Yoga restores the most precious part of religion, which, unfortunately, by and large, is not present. In most of the major religions of the world, except in a microscopic section of people who enter into monastery for all life, the nuns and the monks, who somehow or other concentrate all their life upon this spiritual content, except for them, by and large, normally, the spiritual content is found to be lacking in religion. But since the impact of Yoga over the past fifty years, gradually, we see a very wonderful phenomenon, a revival is taking place in the Christian world, emphasising this inner spiritual aspect, your connection with this Godhead. There are many such examples. Some of them are working like the apostles. In the early days, some of them were really fired, like Pentecostal inspirations. They are all good signs. Yoga is presently doing that, restoring to religion the religious life of any being. It restores to him the spiritual quality, the spiritual factor and that is the greatest thing that it does. It doesn’t disturb your religion. It doesn’t contradict your religion. In no way does it contradict anything. It says: ‘wherever you are, whatever you are, try to find God, try to live a noble life. Purify yourself of the lower nature. Shine with virtue. Create in yourself divine qualities and awaken the divine within you, and move towards God.’ That is the central message of Yoga.
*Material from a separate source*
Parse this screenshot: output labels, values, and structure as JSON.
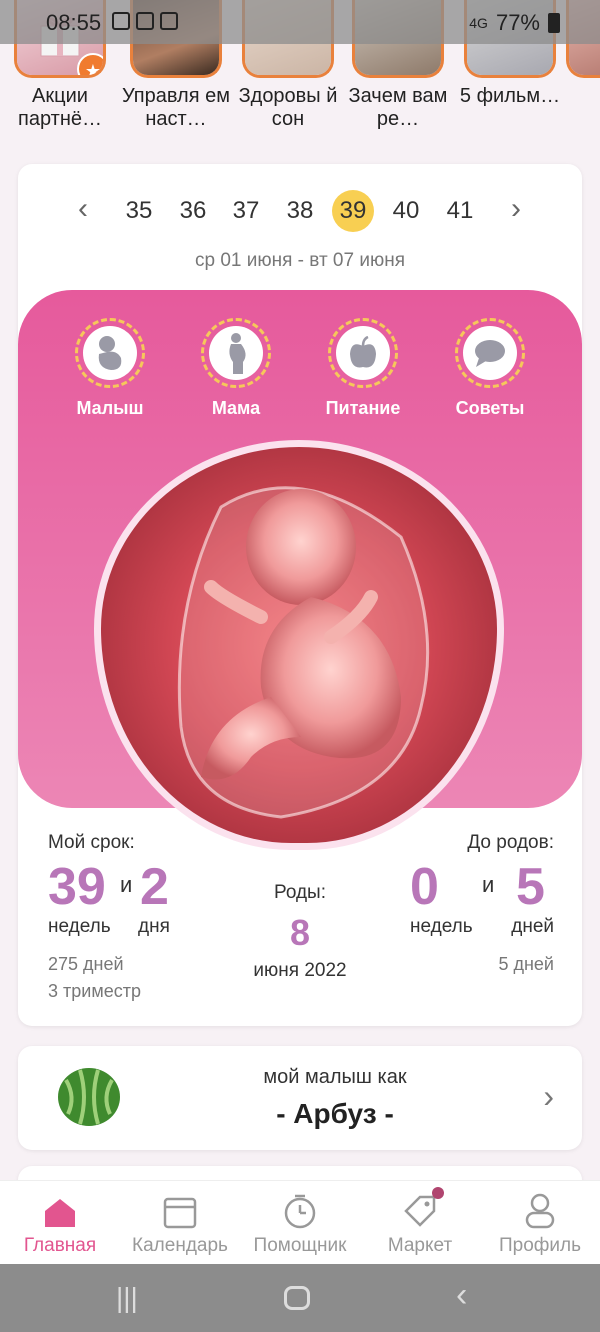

It can be harmoniously incorporated into any religion and the religious life of any being, any faith to enrich that religion and make it alive and take you towards the true goal which is the goal of any religion.